→ **Prompt**
From the listing below, copy out every line where the word "Outline" appears.

====

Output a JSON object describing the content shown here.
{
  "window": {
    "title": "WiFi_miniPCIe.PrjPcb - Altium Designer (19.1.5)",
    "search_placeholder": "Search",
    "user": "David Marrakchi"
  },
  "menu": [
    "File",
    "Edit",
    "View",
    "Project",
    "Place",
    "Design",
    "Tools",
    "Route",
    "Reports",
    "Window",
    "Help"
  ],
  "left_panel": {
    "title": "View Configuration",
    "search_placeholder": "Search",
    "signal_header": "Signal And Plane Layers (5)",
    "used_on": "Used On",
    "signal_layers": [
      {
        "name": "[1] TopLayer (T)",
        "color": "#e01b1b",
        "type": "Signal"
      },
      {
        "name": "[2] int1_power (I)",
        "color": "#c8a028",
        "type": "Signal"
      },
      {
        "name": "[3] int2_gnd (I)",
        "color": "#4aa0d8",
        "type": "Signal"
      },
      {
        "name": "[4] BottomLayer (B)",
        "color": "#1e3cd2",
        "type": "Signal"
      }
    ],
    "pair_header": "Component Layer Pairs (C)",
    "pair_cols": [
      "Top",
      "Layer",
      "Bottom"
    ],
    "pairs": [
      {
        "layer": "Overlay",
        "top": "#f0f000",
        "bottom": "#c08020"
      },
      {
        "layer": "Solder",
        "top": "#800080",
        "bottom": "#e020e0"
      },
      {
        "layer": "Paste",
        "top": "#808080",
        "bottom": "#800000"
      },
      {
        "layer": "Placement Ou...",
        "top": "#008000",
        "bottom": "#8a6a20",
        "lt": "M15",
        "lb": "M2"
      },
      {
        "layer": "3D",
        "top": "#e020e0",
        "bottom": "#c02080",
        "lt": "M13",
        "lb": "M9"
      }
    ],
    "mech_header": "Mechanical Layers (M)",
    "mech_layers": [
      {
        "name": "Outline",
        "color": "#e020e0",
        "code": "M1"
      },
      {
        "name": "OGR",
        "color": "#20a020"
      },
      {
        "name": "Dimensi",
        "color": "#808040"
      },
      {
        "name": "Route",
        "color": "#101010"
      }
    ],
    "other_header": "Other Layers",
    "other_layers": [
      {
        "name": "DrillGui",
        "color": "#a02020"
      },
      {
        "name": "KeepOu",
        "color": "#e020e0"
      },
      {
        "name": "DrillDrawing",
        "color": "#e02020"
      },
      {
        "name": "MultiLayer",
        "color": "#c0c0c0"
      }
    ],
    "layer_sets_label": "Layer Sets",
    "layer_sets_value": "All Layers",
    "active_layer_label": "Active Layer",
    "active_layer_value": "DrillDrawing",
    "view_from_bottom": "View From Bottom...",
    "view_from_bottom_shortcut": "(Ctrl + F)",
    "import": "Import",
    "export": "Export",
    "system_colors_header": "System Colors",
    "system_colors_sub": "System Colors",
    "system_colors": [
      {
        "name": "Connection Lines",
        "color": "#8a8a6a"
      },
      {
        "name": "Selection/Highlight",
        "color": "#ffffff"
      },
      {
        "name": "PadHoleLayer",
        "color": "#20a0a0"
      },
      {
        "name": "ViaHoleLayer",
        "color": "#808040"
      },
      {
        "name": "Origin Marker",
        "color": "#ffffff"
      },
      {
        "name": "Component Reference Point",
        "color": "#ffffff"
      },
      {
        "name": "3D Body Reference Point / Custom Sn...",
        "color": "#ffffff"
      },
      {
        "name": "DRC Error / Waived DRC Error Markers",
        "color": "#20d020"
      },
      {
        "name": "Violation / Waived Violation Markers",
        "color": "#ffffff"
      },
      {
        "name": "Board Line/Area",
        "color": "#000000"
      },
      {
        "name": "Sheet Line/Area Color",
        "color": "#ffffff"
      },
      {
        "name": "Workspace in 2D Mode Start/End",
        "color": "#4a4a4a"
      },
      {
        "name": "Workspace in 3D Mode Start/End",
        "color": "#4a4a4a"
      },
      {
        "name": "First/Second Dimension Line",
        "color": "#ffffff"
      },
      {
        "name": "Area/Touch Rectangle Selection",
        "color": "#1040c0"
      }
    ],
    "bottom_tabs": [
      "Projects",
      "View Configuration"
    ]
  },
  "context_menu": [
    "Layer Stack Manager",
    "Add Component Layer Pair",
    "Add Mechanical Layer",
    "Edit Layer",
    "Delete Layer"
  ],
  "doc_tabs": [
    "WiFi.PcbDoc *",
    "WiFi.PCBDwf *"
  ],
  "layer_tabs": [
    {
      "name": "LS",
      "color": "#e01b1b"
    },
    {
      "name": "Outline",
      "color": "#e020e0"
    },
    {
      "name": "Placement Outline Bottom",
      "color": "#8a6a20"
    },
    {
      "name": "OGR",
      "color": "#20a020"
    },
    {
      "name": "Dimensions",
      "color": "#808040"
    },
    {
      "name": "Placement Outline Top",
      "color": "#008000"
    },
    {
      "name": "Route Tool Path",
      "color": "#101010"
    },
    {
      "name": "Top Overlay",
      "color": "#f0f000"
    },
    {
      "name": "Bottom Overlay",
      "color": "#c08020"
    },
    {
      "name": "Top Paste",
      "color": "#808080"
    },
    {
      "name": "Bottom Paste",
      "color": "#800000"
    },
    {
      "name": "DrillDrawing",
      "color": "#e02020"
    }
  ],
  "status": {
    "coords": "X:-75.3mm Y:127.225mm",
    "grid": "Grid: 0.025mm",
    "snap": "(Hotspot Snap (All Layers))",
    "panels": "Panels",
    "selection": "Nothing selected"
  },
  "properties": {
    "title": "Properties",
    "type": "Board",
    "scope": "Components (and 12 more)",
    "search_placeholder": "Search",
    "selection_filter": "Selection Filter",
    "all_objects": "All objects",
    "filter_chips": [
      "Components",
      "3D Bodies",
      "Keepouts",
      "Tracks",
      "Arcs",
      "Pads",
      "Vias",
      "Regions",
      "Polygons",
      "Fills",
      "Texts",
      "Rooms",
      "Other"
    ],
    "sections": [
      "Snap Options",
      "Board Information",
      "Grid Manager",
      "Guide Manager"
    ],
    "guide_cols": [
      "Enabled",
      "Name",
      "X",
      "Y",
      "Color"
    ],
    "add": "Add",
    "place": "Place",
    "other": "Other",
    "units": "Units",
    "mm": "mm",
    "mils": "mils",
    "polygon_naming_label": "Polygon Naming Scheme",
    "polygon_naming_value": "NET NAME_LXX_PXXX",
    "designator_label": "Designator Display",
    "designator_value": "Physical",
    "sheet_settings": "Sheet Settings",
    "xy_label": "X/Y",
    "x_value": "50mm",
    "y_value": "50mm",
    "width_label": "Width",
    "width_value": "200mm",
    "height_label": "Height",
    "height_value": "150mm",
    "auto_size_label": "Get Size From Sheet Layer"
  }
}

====

→ **Solution to the problem**
        "name": "Outline",
      "name": "Outline",
      "name": "Placement Outline Bottom",
      "name": "Placement Outline Top",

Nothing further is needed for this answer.